Staffing the mission to Mars with volunteers is only one safeguard we could institute to ensure that no one is coerced into going, or that anyone’s rights are violated.
The largest stumbling block to a consideration of one-way missions is probably political. NASA and Congress are unlikely to do something that could be perceived as signing the death warrants of astronauts.
Nevertheless, human space travel is so expensive and so dangerous that we are going to need novel, even extreme solutions if we really want to expand the range of human civilization beyond our own planet. To boldly go where no one has gone before does not require coming home again.
Questions1. What was your initial or immediate reaction to Lawrence Krauss’ proposal? Why do you think you responded as you did?
2. Exploration today still beckons to adventurous souls. Dark labyrinthine caves, corners of vast tropical forests and deserts, deep oceanic trenches, and space all contain secrets yet undiscovered. Is the risk associated with all such endeavors sufficient reason to discourage young adults from pursuing vocations that embrace them? Why or why not?
3. Is there any reason why an astronaut that happens to be a Christian could not volunteer for a one-way trip to Mars?
4. To what extent is longevity of life a Christian value? What do the Scriptures teach explicitly on the topic? What principles drawn from the Scriptures address it implicitly?
5. Are there dangers for a nation like the U.S. to adopt a “one-way to Mars” position as a matter of public policy? What are those dangers? Could safeguards be put in place to adequately address them?
6. What level of risk is too high for an exploration to be launched? Who should determine that level of risk?
7. What does this whole discussion suggest about our view of death?

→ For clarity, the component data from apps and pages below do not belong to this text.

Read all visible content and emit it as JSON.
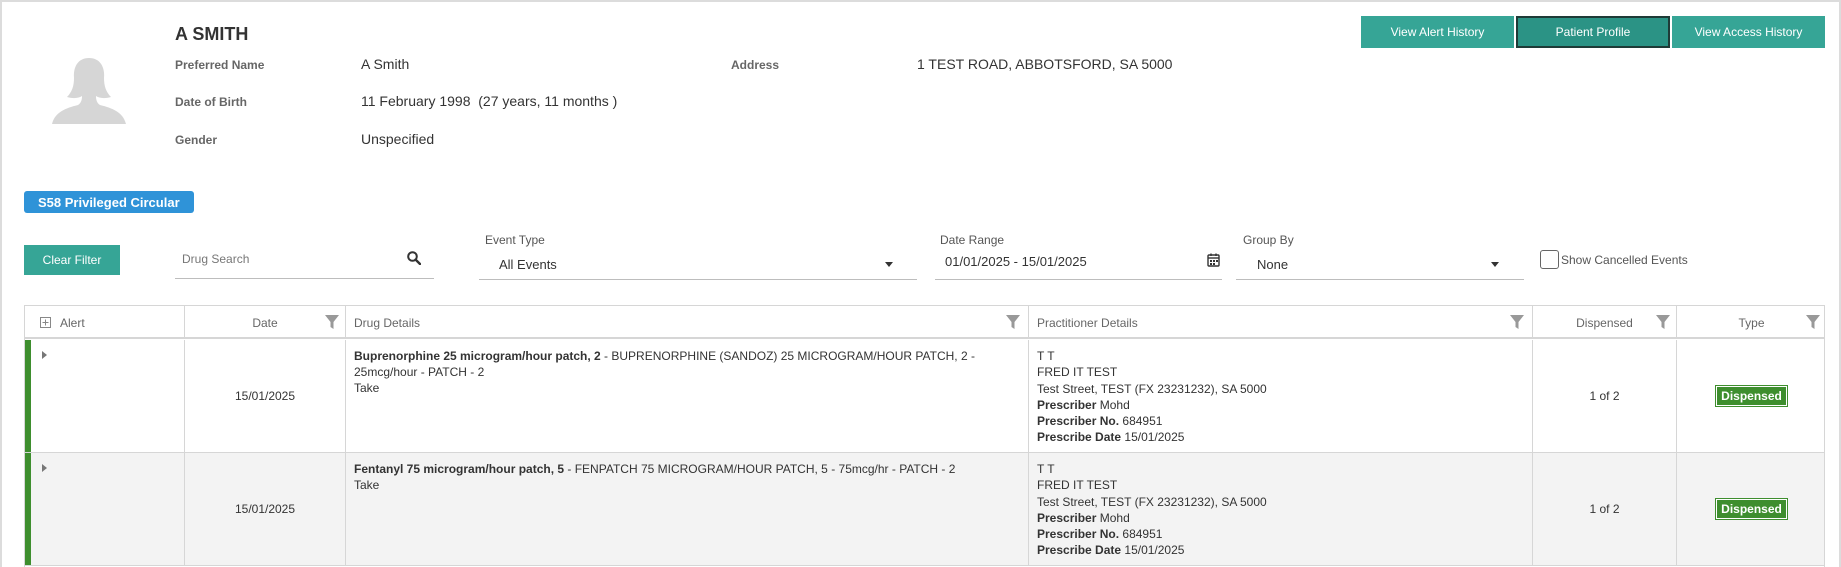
{
  "patient": {
    "name": "A SMITH",
    "fields": {
      "preferred_name_label": "Preferred Name",
      "preferred_name": "A Smith",
      "dob_label": "Date of Birth",
      "dob": "11 February 1998  (27 years, 11 months )",
      "gender_label": "Gender",
      "gender": "Unspecified",
      "address_label": "Address",
      "address": "1 TEST ROAD, ABBOTSFORD, SA 5000"
    },
    "avatar_icon": "person-silhouette-icon"
  },
  "header_buttons": {
    "alert_history": "View Alert History",
    "patient_profile": "Patient Profile",
    "access_history": "View Access History"
  },
  "badge": "S58 Privileged Circular",
  "filters": {
    "clear_label": "Clear Filter",
    "drug_search_placeholder": "Drug Search",
    "event_type_label": "Event Type",
    "event_type_value": "All Events",
    "date_range_label": "Date Range",
    "date_range_value": "01/01/2025 - 15/01/2025",
    "group_by_label": "Group By",
    "group_by_value": "None",
    "show_cancelled_label": "Show Cancelled Events",
    "show_cancelled_checked": false
  },
  "table": {
    "columns": {
      "alert": "Alert",
      "date": "Date",
      "drug": "Drug Details",
      "practitioner": "Practitioner Details",
      "dispensed": "Dispensed",
      "type": "Type"
    },
    "rows": [
      {
        "date": "15/01/2025",
        "drug_bold": "Buprenorphine 25 microgram/hour patch, 2",
        "drug_rest": " - BUPRENORPHINE (SANDOZ) 25 MICROGRAM/HOUR PATCH, 2 - 25mcg/hour - PATCH - 2",
        "drug_instruction": "Take",
        "prac_name": "T T",
        "prac_org": "FRED IT TEST",
        "prac_address": "Test Street, TEST (FX 23231232), SA 5000",
        "prescriber_label": "Prescriber",
        "prescriber": "Mohd",
        "prescriber_no_label": "Prescriber No.",
        "prescriber_no": "684951",
        "prescribe_date_label": "Prescribe Date",
        "prescribe_date": "15/01/2025",
        "dispensed": "1 of 2",
        "type": "Dispensed"
      },
      {
        "date": "15/01/2025",
        "drug_bold": "Fentanyl 75 microgram/hour patch, 5",
        "drug_rest": " - FENPATCH 75 MICROGRAM/HOUR PATCH, 5 - 75mcg/hr - PATCH - 2",
        "drug_instruction": "Take",
        "prac_name": "T T",
        "prac_org": "FRED IT TEST",
        "prac_address": "Test Street, TEST (FX 23231232), SA 5000",
        "prescriber_label": "Prescriber",
        "prescriber": "Mohd",
        "prescriber_no_label": "Prescriber No.",
        "prescriber_no": "684951",
        "prescribe_date_label": "Prescribe Date",
        "prescribe_date": "15/01/2025",
        "dispensed": "1 of 2",
        "type": "Dispensed"
      }
    ]
  },
  "colors": {
    "teal": "#36a596",
    "badge_blue": "#2f93d8",
    "status_green": "#3e8e2e"
  }
}
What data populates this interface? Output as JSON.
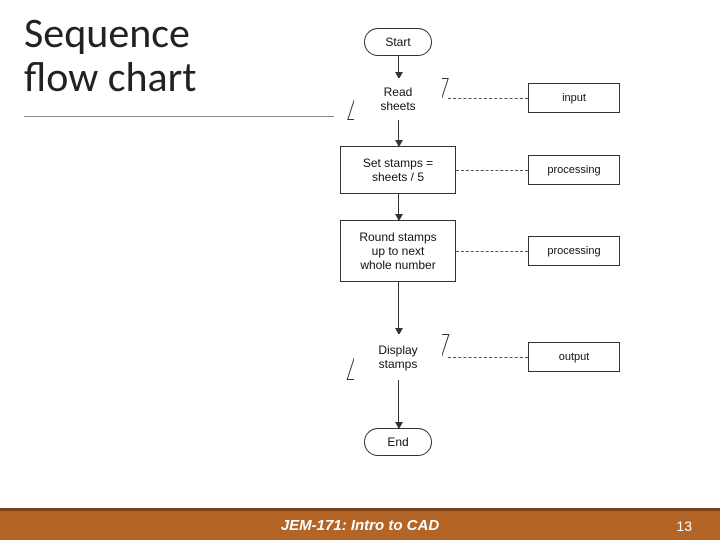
{
  "title": {
    "line1": "Sequence",
    "line2": "flow chart"
  },
  "flow": {
    "start": "Start",
    "read": "Read\nsheets",
    "calc": "Set stamps =\nsheets / 5",
    "round": "Round stamps\nup to next\nwhole number",
    "display": "Display\nstamps",
    "end": "End"
  },
  "annotations": {
    "input": "input",
    "proc1": "processing",
    "proc2": "processing",
    "output": "output"
  },
  "footer": {
    "course": "JEM-171: Intro to CAD",
    "page": "13"
  }
}
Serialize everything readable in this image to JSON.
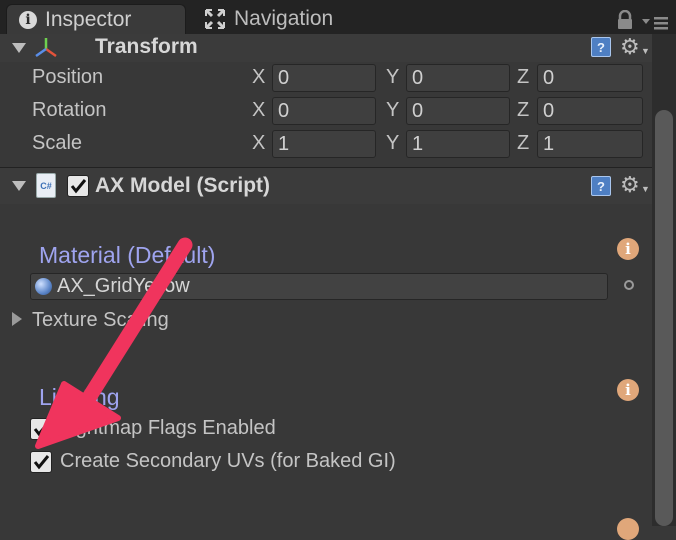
{
  "tabs": {
    "inspector": "Inspector",
    "navigation": "Navigation"
  },
  "transform": {
    "title": "Transform",
    "rows": [
      {
        "label": "Position",
        "x": "0",
        "y": "0",
        "z": "0"
      },
      {
        "label": "Rotation",
        "x": "0",
        "y": "0",
        "z": "0"
      },
      {
        "label": "Scale",
        "x": "1",
        "y": "1",
        "z": "1"
      }
    ],
    "axes": {
      "x": "X",
      "y": "Y",
      "z": "Z"
    }
  },
  "script_component": {
    "title": "AX Model (Script)",
    "icon_text": "C#",
    "enabled": true
  },
  "material_section": {
    "title": "Material (Default)",
    "field_value": "AX_GridYellow",
    "texture_scaling_label": "Texture Scaling"
  },
  "lighting_section": {
    "title": "Lighting",
    "lightmap_flags_label": "Lightmap Flags Enabled",
    "lightmap_flags_checked": true,
    "secondary_uvs_label": "Create Secondary UVs (for Baked GI)",
    "secondary_uvs_checked": true
  },
  "help_icon_text": "?",
  "info_icon_text": "i",
  "colors": {
    "annotation_arrow": "#f0345d",
    "section_title": "#9fa4ef",
    "panel_bg": "#383838"
  }
}
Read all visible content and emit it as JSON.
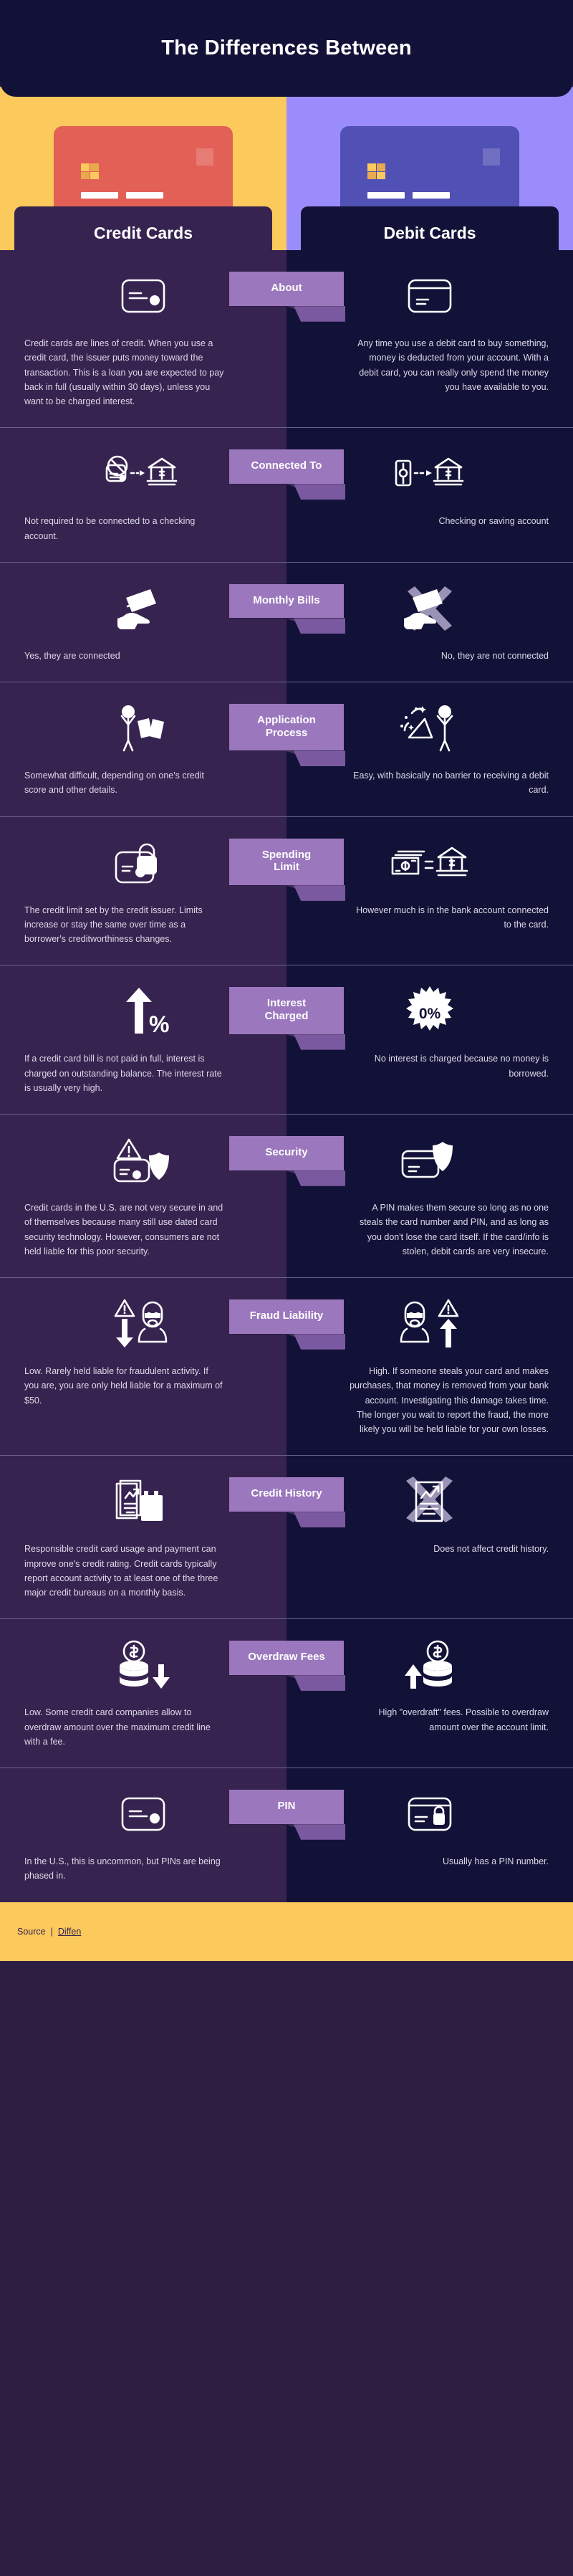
{
  "header": {
    "title": "The Differences Between"
  },
  "hero": {
    "left_bg": "#fbc95c",
    "right_bg": "#9a8cfb",
    "left_card_color": "#e26056",
    "right_card_color": "#5150b4"
  },
  "columns": {
    "left_title": "Credit Cards",
    "right_title": "Debit Cards"
  },
  "colors": {
    "header_bg": "#121238",
    "left_column_bg": "#372350",
    "right_column_bg": "#121238",
    "badge_bg": "#9b77bd",
    "badge_fold": "#7a59a0",
    "accent_yellow": "#fbc95c",
    "accent_purple": "#9a8cfb",
    "body_text": "#ded9e8",
    "divider": "#6a6090"
  },
  "rows": [
    {
      "badge": "About",
      "left_icon": "credit-card-icon",
      "right_icon": "debit-card-stripe-icon",
      "left": "Credit cards are lines of credit. When you use a credit card, the issuer puts money toward the transaction. This is a loan you are expected to pay back in full (usually within 30 days), unless you want to be charged interest.",
      "right": "Any time you use a debit card to buy something, money is deducted from your account. With a debit card, you can really only spend the money you have available to you."
    },
    {
      "badge": "Connected To",
      "left_icon": "card-not-connected-bank-icon",
      "right_icon": "card-connected-bank-icon",
      "left": "Not required to be connected to a checking account.",
      "right": "Checking or saving account"
    },
    {
      "badge": "Monthly Bills",
      "left_icon": "cash-in-hand-icon",
      "right_icon": "cash-in-hand-crossed-icon",
      "left": "Yes, they are connected",
      "right": "No, they are not connected"
    },
    {
      "badge": "Application\nProcess",
      "badge_line1": "Application",
      "badge_line2": "Process",
      "left_icon": "person-with-forms-icon",
      "right_icon": "person-celebrating-icon",
      "left": "Somewhat difficult, depending on one's credit score and other details.",
      "right": "Easy, with basically no barrier to receiving a debit card."
    },
    {
      "badge_line1": "Spending",
      "badge_line2": "Limit",
      "left_icon": "card-with-lock-icon",
      "right_icon": "cash-equals-bank-icon",
      "left": "The credit limit set by the credit issuer. Limits increase or stay the same over time as a borrower's creditworthiness changes.",
      "right": "However much is in the bank account connected to the card."
    },
    {
      "badge_line1": "Interest",
      "badge_line2": "Charged",
      "left_icon": "arrow-up-percent-icon",
      "right_icon": "zero-percent-burst-icon",
      "left": "If a credit card bill is not paid in full, interest is charged on outstanding balance. The interest rate is usually very high.",
      "right": "No interest is charged because no money is borrowed."
    },
    {
      "badge": "Security",
      "left_icon": "card-warning-shield-icon",
      "right_icon": "card-shield-check-icon",
      "left": "Credit cards in the U.S. are not very secure in and of themselves because many still use dated card security technology. However, consumers are not held liable for this poor security.",
      "right": "A PIN makes them secure so long as no one steals the card number and PIN, and as long as you don't lose the card itself. If the card/info is stolen, debit cards are very insecure."
    },
    {
      "badge": "Fraud Liability",
      "left_icon": "thief-arrow-down-icon",
      "right_icon": "thief-arrow-up-icon",
      "left": "Low. Rarely held liable for fraudulent activity. If you are, you are only held liable for a maximum of $50.",
      "right": "High. If someone steals your card and makes purchases, that money is removed from your bank account. Investigating this damage takes time. The longer you wait to report the fraud, the more likely you will be held liable for your own losses."
    },
    {
      "badge": "Credit History",
      "left_icon": "report-calendar-icon",
      "right_icon": "report-crossed-icon",
      "left": "Responsible credit card usage and payment can improve one's credit rating. Credit cards typically report account activity to at least one of the three major credit bureaus on a monthly basis.",
      "right": "Does not affect credit history."
    },
    {
      "badge": "Overdraw Fees",
      "left_icon": "coins-arrow-down-icon",
      "right_icon": "coins-arrow-up-icon",
      "left": "Low. Some credit card companies allow to overdraw amount over the maximum credit line with a fee.",
      "right": "High \"overdraft\" fees. Possible to overdraw amount over the account limit."
    },
    {
      "badge": "PIN",
      "left_icon": "plain-card-icon",
      "right_icon": "card-with-padlock-icon",
      "left": "In the U.S., this is uncommon, but PINs are being phased in.",
      "right": "Usually has a PIN number."
    }
  ],
  "footer": {
    "label": "Source",
    "separator": "|",
    "link": "Diffen"
  }
}
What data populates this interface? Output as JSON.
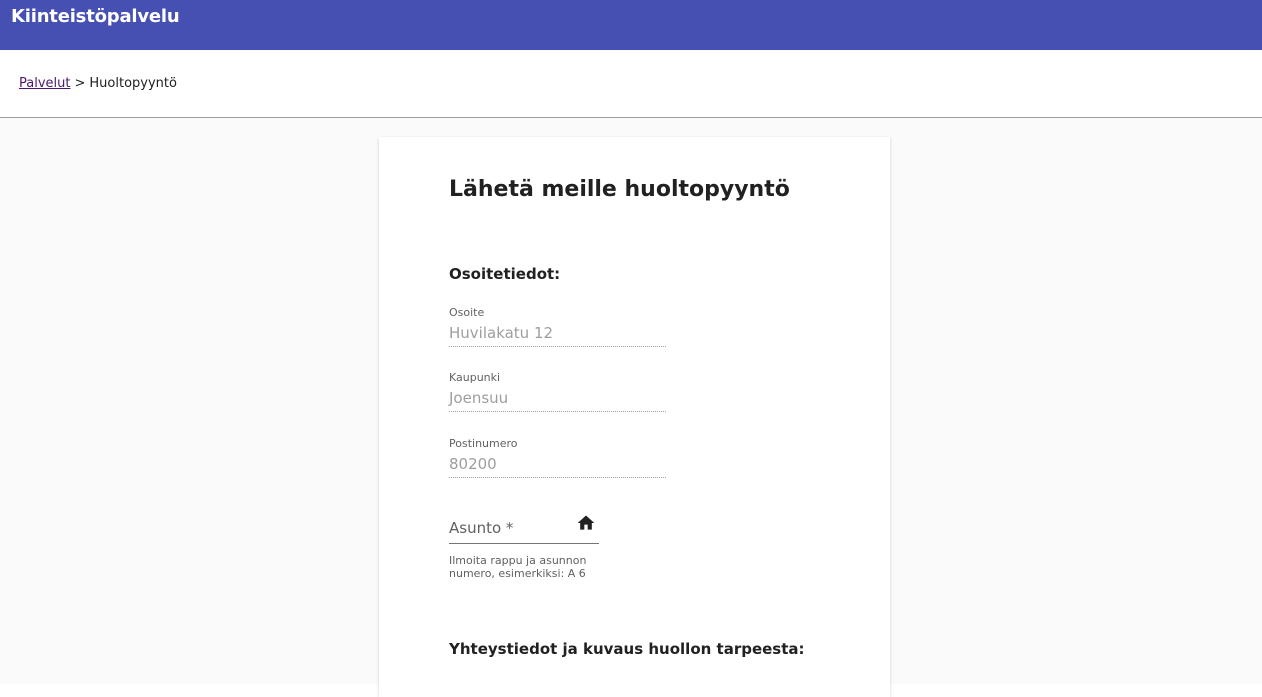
{
  "app": {
    "title": "Kiinteistöpalvelu"
  },
  "breadcrumb": {
    "parent": "Palvelut",
    "separator": ">",
    "current": "Huoltopyyntö"
  },
  "form": {
    "title": "Lähetä meille huoltopyyntö",
    "address_section": "Osoitetiedot:",
    "fields": {
      "osoite": {
        "label": "Osoite",
        "value": "Huvilakatu 12"
      },
      "kaupunki": {
        "label": "Kaupunki",
        "value": "Joensuu"
      },
      "postinumero": {
        "label": "Postinumero",
        "value": "80200"
      }
    },
    "asunto": {
      "placeholder": "Asunto *",
      "icon": "home-icon",
      "helper": "Ilmoita rappu ja asunnon numero, esimerkiksi: A 6"
    },
    "contact_section": "Yhteystiedot ja kuvaus huollon tarpeesta:"
  },
  "colors": {
    "header": "#4650b3",
    "link": "#4a1a6b",
    "muted_text": "#9e9e9e"
  }
}
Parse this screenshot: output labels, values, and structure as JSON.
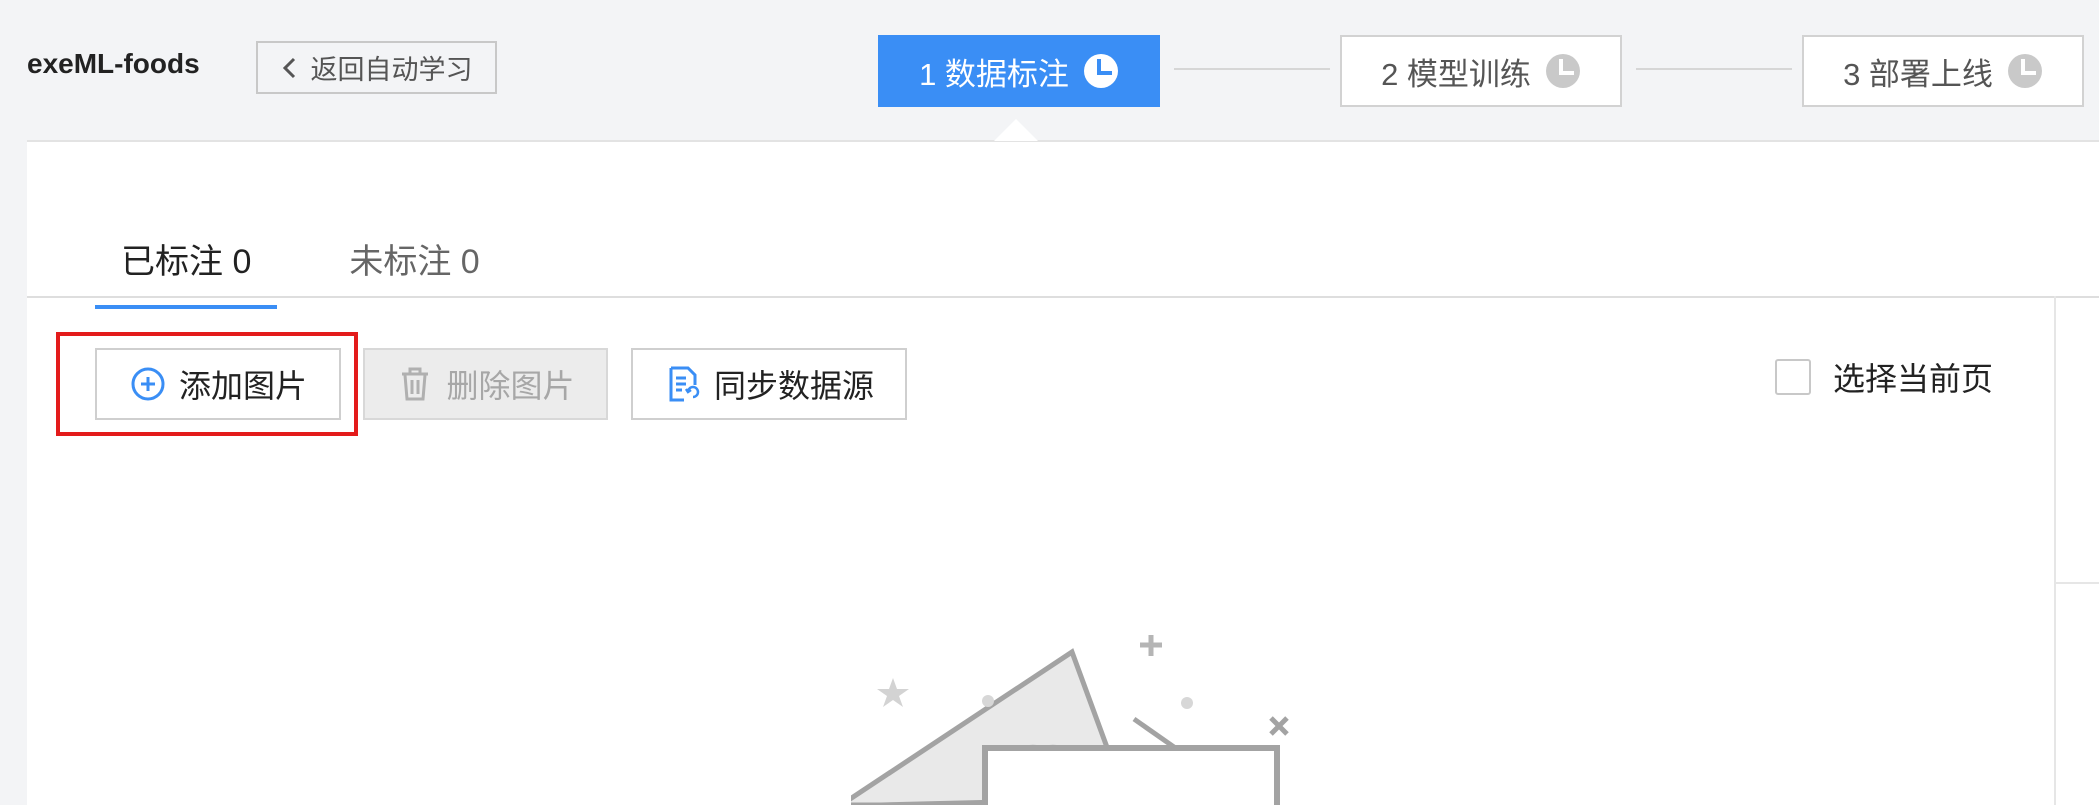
{
  "header": {
    "app_name": "exeML-foods",
    "back_label": "返回自动学习",
    "steps": [
      {
        "label": "1 数据标注",
        "active": true
      },
      {
        "label": "2 模型训练",
        "active": false
      },
      {
        "label": "3 部署上线",
        "active": false
      }
    ]
  },
  "tabs": [
    {
      "label": "已标注 0",
      "active": true
    },
    {
      "label": "未标注 0",
      "active": false
    }
  ],
  "toolbar": {
    "add_label": "添加图片",
    "delete_label": "删除图片",
    "sync_label": "同步数据源",
    "select_page_label": "选择当前页"
  },
  "colors": {
    "accent": "#3a8ef5",
    "highlight": "#e31b1b"
  },
  "icons": {
    "back": "chevron-left-icon",
    "step_status": "clock-icon",
    "add": "plus-circle-icon",
    "delete": "trash-icon",
    "sync": "document-sync-icon",
    "empty_state": "empty-image-illustration"
  }
}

8. It is probably safe to say that the majority of medical scientists today hold a naturalistic world and life view. Naturalism, as a philosophy of life, is essentially without hope, since it accepts the notion that at death the individual simply ends (in terms of existence). Yet, every world view needs to produce hope in its adherents, so today that hope has been channeled into the medical push against death and increasing longevity of life. In this light, embracing longevity of life as a value, per se, is merely embracing a myth promulgated by the modern idolatry known as Naturalism. Discuss.
9. In the 19th century when Christian missionaries went to Africa they transported their belongings in coffins, one for each member of the family. This not only symbolized their determination to remain in Africa, it was practical since a large percentage died in the first few years after their arrival. Would such zeal be accepted by American churches today as a legitimate approach to missions? Why or why not? What does it say about the view of death and the longevity of life in the 19th century Western church compared to today?
10. Would the pro-life movement, to be consistent, need to resist any effort by the federal government to adopt a “one-way ticket to Mars” policy? Why or why not?
11. In a society as diverse and pluralistic as ours, what likelihood is there that Krauss’ proposal can be discussed thoughtfully and with civility in the public square. What can Christians do to increase civility on this and other topics?